» **Requirement**: Determine which lines of the records include the word "faster", and copy them.

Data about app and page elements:

↓

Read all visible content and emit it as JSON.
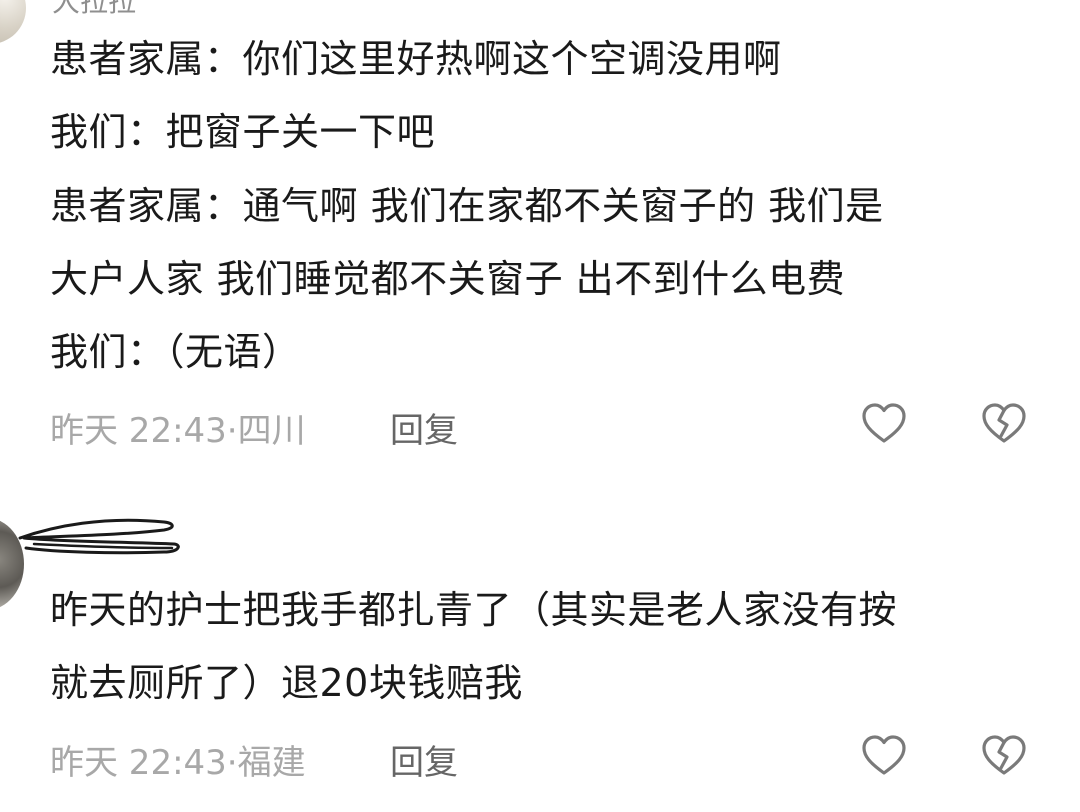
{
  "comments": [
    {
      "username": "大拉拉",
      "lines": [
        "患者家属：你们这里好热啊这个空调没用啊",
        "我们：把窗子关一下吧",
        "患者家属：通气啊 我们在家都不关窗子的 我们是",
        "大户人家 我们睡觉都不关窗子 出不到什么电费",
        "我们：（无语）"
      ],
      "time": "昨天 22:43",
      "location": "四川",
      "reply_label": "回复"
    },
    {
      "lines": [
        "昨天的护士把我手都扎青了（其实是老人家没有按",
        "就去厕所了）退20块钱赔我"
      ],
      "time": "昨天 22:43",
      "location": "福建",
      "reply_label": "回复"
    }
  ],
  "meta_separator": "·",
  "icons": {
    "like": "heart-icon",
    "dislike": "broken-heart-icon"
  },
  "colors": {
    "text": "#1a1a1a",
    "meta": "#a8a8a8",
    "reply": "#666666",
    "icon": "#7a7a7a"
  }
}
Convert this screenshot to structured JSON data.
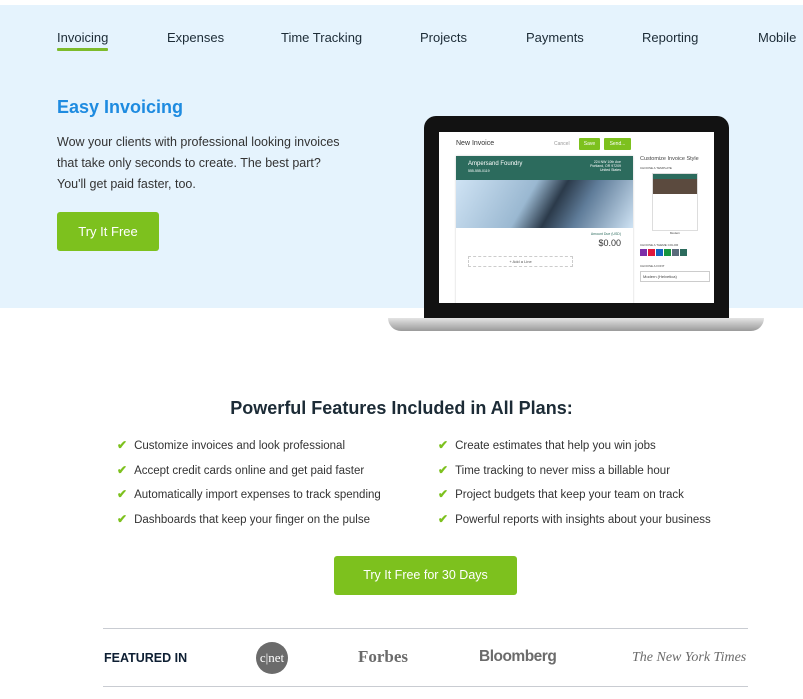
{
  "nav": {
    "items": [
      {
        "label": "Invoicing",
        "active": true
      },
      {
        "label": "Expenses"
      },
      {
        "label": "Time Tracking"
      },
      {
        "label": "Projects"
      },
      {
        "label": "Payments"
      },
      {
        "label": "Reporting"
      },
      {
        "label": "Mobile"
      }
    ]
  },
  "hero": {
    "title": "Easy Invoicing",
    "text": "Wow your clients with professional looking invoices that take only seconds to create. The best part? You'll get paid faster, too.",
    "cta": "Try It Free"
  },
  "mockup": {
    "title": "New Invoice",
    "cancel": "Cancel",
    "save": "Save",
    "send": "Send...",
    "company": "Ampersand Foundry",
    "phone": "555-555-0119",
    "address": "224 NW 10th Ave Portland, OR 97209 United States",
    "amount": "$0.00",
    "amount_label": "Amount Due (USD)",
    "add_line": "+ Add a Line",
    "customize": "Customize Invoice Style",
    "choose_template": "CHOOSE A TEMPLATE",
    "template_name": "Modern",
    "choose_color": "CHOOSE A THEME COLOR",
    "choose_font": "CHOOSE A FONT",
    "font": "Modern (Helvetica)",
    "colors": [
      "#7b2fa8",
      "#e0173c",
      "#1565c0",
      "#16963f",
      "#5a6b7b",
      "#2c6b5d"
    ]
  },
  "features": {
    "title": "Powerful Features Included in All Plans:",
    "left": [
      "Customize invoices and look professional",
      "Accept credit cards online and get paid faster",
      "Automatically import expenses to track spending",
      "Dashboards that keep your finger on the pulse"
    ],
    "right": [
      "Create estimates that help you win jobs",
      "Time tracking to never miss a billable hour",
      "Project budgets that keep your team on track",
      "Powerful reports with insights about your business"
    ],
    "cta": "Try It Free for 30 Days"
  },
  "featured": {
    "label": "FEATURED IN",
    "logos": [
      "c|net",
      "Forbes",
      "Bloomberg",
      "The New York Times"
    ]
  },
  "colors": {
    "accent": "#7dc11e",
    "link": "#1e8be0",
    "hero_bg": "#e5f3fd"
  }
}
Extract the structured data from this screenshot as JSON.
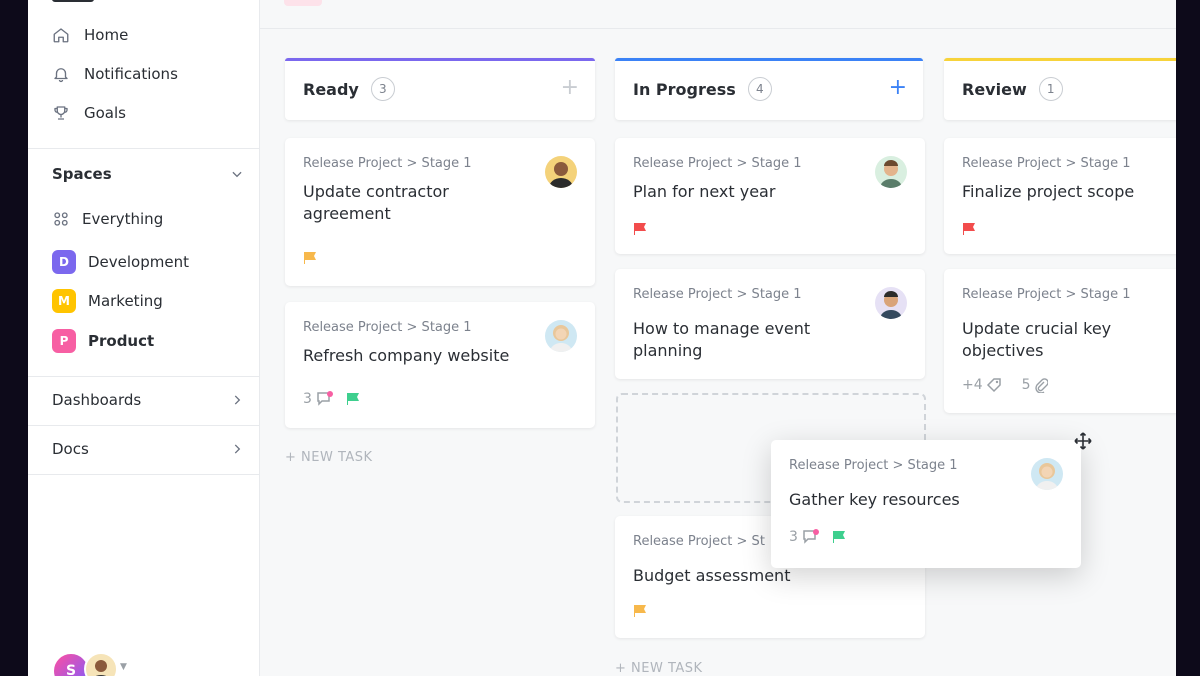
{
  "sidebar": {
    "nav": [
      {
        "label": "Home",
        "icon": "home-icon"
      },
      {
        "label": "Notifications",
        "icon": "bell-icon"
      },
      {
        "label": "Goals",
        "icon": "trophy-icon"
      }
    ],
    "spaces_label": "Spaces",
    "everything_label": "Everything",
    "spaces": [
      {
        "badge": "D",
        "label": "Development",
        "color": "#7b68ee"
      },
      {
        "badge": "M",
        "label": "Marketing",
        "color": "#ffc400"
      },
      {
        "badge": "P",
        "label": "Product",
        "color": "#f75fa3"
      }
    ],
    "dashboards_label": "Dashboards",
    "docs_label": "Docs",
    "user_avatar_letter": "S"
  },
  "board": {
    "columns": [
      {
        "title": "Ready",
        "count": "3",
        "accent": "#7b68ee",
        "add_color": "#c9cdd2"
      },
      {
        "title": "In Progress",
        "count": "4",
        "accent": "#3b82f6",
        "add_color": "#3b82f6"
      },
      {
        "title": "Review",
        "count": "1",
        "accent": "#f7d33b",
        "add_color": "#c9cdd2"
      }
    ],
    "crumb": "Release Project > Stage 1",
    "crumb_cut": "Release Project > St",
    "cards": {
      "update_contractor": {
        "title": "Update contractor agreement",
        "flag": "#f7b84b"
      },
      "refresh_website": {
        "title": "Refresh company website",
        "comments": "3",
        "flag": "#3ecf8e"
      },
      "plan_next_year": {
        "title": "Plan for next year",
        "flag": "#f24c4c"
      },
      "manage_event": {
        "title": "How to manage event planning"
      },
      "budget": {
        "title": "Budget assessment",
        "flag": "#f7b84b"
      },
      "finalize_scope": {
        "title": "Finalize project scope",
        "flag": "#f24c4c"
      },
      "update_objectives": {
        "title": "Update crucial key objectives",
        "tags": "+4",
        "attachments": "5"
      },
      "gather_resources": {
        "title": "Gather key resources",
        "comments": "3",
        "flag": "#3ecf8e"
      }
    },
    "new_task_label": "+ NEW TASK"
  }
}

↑

» **Reply**:
    "text": "Wow your clients with professional looking invoices that take only seconds to create. The best part? You'll get paid faster, too.",
      "Accept credit cards online and get paid faster",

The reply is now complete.